IEC 60068-2-1: 2007-03 - Cold (Operational) test
IEC 60068-2-2: 2007-07 - Dry heat (Operational) test
IEC 60068-2-78: 2012-10 - Damp heat, steady state (operational) test
IEC 60068-2-38: 2009-01 - Composite temperature / humidity cyclic (operational) test
|What certifications does the drive have?||RoHS, CE|
|Customizations||Can I change the power connectors of the Everest for a pluggable terminal block?|
If you require this kind of modification, the best way to proceed is by developing a specific interface board.
You can do it on your own using EVE-NET and the application guide or if you prefer we can do it.
|Can I modify the shape of the housing of my Everest? Can I remove any material without damaging the circuitry inside?||No, the housing of the Everest cannot be removed nor disassembled. Please contact us if you require customization.|
Is there a minimum time that I have to wait between a WRITE request(Initiate Upload) and READ request(read upload)?
When I Initiate a Download(write to SDO) do I need a READ request to follow so that the Read mailbox is cleared for the next write request?
|What derating does the drive have?|
0 kHz ~ 100 kHz PWM frequency
|When Everest is powered down completely, and the connected permanent magnet motor is spun – what is Everest behavior? Are the phases open-circuit? Is there any protection from overvoltage if motor RPM climbs high enough? Or are phases short-circuited?|
|Does shunt only become active when motor is 'braking' or is it always active?|
|Can the braking resistor be de-activiated over the CAN interface, if desired?|
|What is the accuracy (or tolerance) of the braking shunt activation circuits in Everest?|
I have a few questions related to the online brake resistor documentation at Dimensioning a shunt resistor for regenerative braking:
I have some questions regarding response times when sending commands via the CAN interface:
|The analog input of the Everest Net is +/- 3.3V for torque sensors. We have 0-5V sensors that we need to integrate to and will be grounded to the same reference that the motor controllers are. Is it possible to change that to a single ended 5V ADC like are used for the motor temperature input? With or without NRE.|
|How can I access the MCB registers through CANopen?|
|Which is the the maximum pressure that Everest can withstand?|
|Is it possible to use the dedicated motor temperature input as a sensor input that is not included as motor control feedback or over temperature safety.|

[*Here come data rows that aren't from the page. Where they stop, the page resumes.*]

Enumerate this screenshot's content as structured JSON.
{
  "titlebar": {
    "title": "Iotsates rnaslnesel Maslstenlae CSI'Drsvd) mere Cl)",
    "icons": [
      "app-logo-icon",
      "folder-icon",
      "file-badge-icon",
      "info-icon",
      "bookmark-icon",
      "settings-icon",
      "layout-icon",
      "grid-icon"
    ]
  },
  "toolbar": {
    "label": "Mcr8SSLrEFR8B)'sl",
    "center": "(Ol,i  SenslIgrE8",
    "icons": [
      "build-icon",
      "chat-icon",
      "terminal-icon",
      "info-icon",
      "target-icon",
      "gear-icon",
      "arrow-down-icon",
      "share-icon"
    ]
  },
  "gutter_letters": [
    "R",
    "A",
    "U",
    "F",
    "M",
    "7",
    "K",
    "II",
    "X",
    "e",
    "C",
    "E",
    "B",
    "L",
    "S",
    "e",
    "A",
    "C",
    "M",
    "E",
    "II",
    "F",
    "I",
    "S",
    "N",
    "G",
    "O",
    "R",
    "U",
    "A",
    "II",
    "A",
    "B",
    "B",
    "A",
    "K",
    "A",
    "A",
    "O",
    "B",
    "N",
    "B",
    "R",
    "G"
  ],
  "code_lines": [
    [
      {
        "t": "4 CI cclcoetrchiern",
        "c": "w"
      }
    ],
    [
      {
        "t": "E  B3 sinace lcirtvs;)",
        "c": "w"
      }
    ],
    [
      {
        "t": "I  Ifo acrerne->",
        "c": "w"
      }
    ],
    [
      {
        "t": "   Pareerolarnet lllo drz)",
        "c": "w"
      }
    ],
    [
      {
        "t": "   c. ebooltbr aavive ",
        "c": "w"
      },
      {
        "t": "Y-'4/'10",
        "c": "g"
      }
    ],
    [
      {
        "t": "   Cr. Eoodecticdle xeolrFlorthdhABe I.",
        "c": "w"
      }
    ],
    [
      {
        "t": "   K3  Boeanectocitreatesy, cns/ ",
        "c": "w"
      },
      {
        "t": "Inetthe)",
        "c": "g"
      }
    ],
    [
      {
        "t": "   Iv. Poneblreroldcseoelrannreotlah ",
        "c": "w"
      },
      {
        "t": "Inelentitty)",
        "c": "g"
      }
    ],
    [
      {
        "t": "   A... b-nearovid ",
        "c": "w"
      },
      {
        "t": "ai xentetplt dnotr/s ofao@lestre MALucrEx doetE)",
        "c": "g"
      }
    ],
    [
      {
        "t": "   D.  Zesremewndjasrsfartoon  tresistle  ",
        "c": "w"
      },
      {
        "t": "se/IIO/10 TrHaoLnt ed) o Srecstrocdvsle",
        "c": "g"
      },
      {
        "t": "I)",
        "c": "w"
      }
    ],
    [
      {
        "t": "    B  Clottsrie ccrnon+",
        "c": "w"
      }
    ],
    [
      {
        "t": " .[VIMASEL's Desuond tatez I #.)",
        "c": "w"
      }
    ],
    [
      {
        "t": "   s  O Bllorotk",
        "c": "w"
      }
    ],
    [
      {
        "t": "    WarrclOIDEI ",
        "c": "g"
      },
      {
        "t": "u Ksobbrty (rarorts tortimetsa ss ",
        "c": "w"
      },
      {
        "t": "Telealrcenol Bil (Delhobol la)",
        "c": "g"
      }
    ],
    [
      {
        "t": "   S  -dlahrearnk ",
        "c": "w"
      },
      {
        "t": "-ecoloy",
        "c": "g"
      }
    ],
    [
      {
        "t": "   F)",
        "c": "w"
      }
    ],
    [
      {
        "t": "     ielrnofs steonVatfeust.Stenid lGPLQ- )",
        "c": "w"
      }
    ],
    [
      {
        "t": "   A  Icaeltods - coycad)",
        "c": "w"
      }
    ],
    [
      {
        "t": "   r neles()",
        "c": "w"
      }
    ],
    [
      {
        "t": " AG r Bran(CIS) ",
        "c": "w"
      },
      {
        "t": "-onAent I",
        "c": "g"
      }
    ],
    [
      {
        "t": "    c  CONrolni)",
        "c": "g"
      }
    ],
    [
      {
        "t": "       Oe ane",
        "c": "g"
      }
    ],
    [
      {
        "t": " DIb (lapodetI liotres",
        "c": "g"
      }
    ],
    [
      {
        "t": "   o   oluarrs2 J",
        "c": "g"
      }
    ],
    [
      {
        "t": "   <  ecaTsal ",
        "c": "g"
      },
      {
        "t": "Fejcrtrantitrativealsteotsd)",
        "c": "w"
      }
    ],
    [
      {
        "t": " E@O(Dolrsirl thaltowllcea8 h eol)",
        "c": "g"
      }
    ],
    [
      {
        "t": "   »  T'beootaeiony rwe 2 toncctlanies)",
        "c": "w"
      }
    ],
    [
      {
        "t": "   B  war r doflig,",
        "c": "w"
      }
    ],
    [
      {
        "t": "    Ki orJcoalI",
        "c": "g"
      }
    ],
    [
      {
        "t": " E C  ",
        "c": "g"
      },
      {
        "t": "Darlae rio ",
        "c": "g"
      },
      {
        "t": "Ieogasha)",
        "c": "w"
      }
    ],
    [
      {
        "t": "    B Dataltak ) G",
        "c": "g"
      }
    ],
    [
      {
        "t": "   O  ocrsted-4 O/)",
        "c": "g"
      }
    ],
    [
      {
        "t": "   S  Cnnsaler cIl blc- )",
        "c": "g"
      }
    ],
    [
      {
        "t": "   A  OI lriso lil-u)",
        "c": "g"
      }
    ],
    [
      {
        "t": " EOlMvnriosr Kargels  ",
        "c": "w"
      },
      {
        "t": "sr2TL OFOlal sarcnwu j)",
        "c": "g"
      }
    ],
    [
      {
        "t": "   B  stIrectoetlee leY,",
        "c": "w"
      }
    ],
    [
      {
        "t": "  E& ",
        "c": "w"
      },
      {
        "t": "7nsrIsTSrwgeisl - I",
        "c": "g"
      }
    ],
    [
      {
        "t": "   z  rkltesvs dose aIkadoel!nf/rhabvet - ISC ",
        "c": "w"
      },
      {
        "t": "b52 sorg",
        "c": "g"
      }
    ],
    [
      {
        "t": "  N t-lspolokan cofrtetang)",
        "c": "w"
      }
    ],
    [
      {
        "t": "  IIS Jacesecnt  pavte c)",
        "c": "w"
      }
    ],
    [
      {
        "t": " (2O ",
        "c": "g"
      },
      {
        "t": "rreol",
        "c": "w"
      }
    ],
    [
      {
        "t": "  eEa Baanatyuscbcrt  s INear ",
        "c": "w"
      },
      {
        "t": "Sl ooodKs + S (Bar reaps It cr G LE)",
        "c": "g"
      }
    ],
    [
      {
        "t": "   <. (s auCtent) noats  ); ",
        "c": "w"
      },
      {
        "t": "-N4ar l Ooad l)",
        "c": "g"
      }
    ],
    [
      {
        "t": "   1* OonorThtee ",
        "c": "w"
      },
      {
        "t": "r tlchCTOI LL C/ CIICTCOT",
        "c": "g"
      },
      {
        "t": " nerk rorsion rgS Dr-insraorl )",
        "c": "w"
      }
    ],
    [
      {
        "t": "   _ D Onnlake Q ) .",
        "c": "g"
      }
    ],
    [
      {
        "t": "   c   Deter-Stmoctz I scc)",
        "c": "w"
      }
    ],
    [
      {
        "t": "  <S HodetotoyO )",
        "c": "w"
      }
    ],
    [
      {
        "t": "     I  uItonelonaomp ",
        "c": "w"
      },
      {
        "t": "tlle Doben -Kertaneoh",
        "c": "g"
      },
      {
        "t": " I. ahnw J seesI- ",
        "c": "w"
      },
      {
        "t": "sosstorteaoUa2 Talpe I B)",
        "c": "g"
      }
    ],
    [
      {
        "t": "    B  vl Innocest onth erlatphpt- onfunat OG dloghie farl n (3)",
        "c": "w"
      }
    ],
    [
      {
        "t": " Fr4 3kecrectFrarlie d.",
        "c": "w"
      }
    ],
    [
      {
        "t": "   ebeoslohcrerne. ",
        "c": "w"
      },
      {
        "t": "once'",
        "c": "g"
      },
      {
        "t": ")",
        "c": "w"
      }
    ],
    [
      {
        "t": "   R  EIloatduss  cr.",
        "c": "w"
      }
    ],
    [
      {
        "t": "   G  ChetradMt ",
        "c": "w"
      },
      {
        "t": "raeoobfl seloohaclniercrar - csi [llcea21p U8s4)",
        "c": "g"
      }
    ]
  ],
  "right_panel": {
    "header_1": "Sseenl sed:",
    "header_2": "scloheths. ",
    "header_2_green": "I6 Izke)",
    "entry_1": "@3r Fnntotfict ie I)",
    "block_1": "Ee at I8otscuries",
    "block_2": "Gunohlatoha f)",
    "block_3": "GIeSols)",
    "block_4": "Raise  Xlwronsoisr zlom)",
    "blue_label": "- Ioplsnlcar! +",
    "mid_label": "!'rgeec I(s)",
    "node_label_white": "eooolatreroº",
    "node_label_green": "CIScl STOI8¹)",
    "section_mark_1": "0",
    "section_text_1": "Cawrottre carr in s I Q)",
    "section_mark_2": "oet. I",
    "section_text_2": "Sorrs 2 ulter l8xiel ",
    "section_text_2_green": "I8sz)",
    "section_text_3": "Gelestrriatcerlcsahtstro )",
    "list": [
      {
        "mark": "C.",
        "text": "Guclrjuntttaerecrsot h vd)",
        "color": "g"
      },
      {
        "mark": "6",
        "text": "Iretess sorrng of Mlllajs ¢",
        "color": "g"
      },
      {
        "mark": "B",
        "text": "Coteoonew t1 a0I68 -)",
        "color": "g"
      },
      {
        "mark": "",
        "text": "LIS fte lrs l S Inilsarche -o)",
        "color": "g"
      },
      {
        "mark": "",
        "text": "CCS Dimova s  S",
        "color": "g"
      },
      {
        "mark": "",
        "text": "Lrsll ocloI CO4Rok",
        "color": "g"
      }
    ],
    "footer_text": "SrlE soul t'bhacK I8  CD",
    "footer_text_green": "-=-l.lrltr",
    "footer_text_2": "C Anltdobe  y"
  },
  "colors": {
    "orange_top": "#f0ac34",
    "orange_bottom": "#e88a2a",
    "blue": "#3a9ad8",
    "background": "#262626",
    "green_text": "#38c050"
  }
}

|Will I be able to drive a BLDC motor with hall sensors at low speeds with the Everest?|
|I see the Everest drive can handle low inductance motors, have you got a reference value for the minimum inductance it can handle?|
|Up to what electrical frequency can the Everest servo drive handle?|
|Does the Everest have gain scheduling as a feature?|
|· Can the status of the analog inputs be read from the CAN bus?|
|Do you have some ideas how to make deasy chaining for power? We do have 6 axis robot. Can you recommend some special connectors, you’ve already used?|
The power conception for sensors is: 5 V 200 mA total max. Pins 1, 9, 14 are internally connected.
We do have 1x Aksim absolut with 150mV and, Roll In incremental with 170mV. Total 320mV.
If we use digital halls in addition, it will take even more power! Right? How to solve this? Do you have some ideas?